** Opening DATA SHOWN block **
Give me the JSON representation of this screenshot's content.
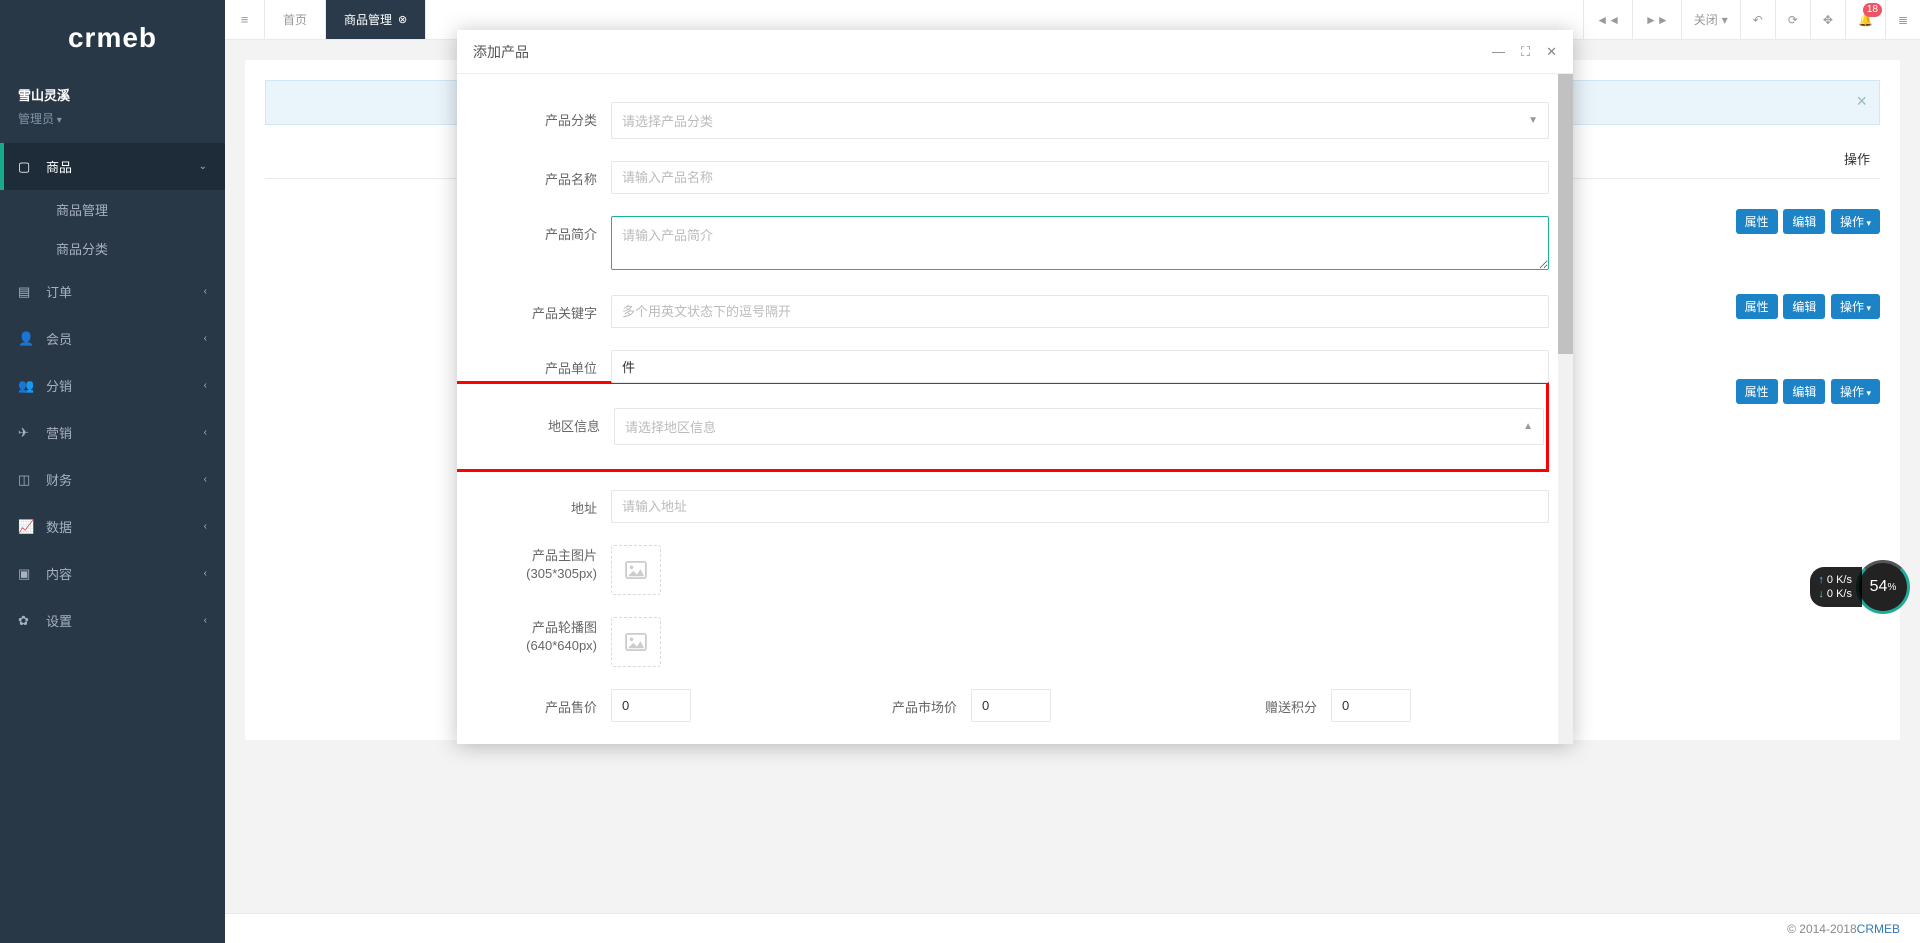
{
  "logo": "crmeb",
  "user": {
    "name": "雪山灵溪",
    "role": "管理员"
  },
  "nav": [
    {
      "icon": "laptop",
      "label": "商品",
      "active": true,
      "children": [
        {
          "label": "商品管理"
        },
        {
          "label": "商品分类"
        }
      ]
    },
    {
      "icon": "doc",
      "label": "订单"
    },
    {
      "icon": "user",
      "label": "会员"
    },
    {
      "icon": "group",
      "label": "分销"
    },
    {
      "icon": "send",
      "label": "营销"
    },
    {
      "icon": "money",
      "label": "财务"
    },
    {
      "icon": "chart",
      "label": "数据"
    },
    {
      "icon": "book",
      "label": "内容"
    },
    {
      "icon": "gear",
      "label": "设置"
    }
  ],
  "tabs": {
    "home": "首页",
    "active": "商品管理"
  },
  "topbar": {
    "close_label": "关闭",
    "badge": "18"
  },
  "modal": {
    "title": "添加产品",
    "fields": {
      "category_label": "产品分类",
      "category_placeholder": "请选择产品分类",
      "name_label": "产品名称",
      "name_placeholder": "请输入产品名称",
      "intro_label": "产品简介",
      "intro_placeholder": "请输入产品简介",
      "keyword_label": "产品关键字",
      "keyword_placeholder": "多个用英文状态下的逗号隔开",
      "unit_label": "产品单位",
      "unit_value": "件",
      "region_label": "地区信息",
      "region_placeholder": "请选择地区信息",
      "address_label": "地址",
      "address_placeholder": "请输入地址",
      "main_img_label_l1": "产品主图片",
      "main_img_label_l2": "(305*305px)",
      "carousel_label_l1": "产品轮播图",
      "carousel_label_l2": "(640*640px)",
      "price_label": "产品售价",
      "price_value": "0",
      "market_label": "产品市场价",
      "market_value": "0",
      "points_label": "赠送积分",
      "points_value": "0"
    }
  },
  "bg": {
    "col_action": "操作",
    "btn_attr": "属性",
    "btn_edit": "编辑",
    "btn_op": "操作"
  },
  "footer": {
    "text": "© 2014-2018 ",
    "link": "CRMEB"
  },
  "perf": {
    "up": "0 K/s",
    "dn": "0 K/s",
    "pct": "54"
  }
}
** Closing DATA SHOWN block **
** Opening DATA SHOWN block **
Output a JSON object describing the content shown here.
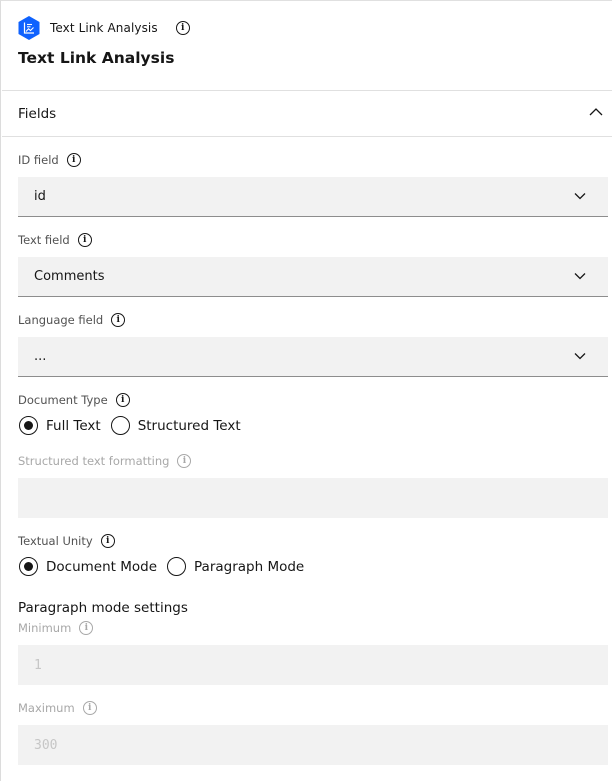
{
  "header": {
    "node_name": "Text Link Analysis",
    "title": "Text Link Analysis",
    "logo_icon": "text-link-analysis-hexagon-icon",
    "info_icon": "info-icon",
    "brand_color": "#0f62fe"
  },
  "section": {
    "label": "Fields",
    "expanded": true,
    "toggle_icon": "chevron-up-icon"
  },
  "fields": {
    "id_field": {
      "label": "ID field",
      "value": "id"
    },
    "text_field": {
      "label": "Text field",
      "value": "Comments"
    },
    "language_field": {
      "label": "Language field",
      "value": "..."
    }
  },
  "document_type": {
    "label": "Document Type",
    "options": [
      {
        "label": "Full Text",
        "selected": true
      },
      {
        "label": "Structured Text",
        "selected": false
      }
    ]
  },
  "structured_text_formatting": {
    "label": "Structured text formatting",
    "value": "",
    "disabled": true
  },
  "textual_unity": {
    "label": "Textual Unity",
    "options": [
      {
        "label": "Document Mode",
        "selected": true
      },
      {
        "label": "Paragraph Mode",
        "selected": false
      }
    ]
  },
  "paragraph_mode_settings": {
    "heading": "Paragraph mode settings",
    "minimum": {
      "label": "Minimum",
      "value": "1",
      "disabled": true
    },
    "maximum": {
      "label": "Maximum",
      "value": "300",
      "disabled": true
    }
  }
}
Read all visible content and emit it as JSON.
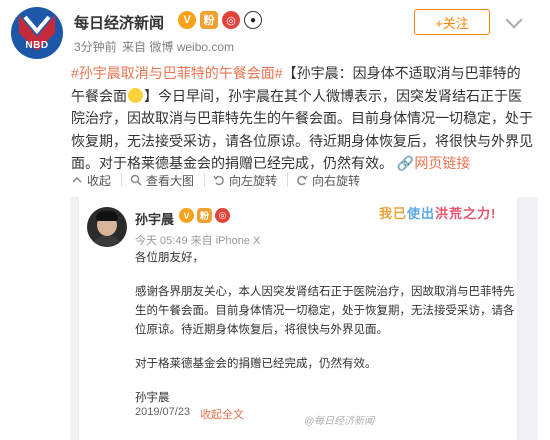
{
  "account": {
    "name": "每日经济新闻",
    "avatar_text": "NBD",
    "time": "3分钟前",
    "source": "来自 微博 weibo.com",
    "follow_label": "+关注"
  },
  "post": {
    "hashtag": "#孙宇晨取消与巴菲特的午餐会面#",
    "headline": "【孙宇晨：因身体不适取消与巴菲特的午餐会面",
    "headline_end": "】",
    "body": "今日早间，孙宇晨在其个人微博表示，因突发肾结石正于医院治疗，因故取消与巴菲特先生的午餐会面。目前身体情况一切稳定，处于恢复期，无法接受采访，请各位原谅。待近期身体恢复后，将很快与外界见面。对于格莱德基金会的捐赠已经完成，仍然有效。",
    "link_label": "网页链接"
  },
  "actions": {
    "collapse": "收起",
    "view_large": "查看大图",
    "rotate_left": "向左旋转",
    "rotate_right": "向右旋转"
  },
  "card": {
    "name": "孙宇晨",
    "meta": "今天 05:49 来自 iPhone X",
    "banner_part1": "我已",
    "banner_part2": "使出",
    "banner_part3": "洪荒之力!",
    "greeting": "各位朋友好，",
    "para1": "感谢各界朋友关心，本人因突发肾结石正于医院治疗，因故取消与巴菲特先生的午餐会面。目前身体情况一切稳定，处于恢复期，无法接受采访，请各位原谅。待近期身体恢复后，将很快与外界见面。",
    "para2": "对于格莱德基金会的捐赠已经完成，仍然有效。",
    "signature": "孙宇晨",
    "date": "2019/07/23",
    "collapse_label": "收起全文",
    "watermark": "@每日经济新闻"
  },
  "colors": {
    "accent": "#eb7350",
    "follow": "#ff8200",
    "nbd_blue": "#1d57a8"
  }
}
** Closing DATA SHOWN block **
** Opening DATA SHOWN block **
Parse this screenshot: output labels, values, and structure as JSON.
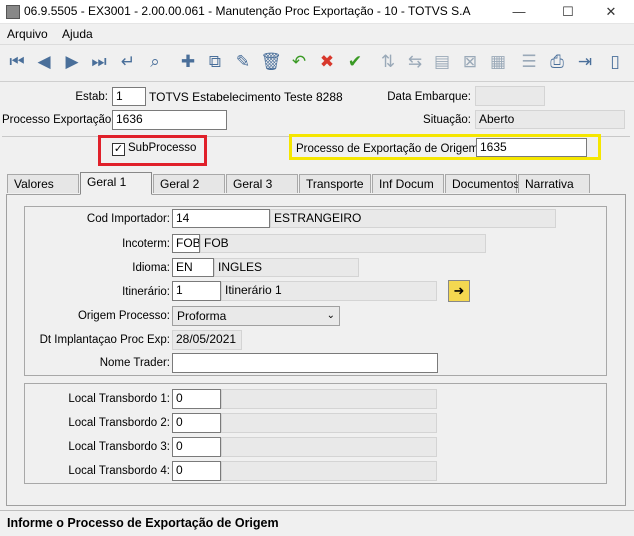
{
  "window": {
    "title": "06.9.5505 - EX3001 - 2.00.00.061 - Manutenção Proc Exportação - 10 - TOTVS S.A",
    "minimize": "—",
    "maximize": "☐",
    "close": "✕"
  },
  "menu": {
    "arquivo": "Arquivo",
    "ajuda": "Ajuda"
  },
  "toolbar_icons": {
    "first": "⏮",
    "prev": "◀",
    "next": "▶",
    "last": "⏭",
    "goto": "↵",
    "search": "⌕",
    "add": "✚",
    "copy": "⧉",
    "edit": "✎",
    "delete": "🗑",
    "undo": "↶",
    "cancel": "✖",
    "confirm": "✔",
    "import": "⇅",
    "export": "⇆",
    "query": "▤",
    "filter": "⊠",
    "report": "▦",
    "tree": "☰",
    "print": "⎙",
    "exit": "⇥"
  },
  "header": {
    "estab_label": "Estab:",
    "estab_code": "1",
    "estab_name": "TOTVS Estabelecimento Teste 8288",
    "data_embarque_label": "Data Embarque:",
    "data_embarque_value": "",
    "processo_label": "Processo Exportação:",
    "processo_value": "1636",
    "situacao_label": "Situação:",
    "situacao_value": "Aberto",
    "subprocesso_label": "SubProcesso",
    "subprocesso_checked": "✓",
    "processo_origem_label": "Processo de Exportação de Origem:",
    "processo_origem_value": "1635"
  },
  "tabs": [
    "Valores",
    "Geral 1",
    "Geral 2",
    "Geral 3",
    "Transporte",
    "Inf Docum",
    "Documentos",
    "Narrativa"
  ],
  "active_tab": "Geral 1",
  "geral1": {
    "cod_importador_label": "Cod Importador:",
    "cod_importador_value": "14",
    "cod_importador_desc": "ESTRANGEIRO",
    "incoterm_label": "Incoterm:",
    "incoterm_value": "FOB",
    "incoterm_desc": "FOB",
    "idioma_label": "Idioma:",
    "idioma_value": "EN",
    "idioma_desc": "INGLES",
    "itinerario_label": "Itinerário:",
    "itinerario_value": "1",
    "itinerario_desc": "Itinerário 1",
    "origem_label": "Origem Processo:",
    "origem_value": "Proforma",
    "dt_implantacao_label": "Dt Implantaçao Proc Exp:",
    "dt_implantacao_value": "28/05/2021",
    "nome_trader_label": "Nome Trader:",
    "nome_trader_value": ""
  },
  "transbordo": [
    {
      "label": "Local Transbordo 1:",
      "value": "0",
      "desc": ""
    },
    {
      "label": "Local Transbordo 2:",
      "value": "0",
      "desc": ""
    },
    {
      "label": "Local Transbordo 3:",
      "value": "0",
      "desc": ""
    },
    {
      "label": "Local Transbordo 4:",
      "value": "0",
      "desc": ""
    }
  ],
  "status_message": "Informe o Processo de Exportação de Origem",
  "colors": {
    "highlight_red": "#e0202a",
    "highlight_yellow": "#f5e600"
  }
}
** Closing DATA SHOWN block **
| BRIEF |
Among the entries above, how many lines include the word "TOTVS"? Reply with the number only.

| ANSWER SPACE |
2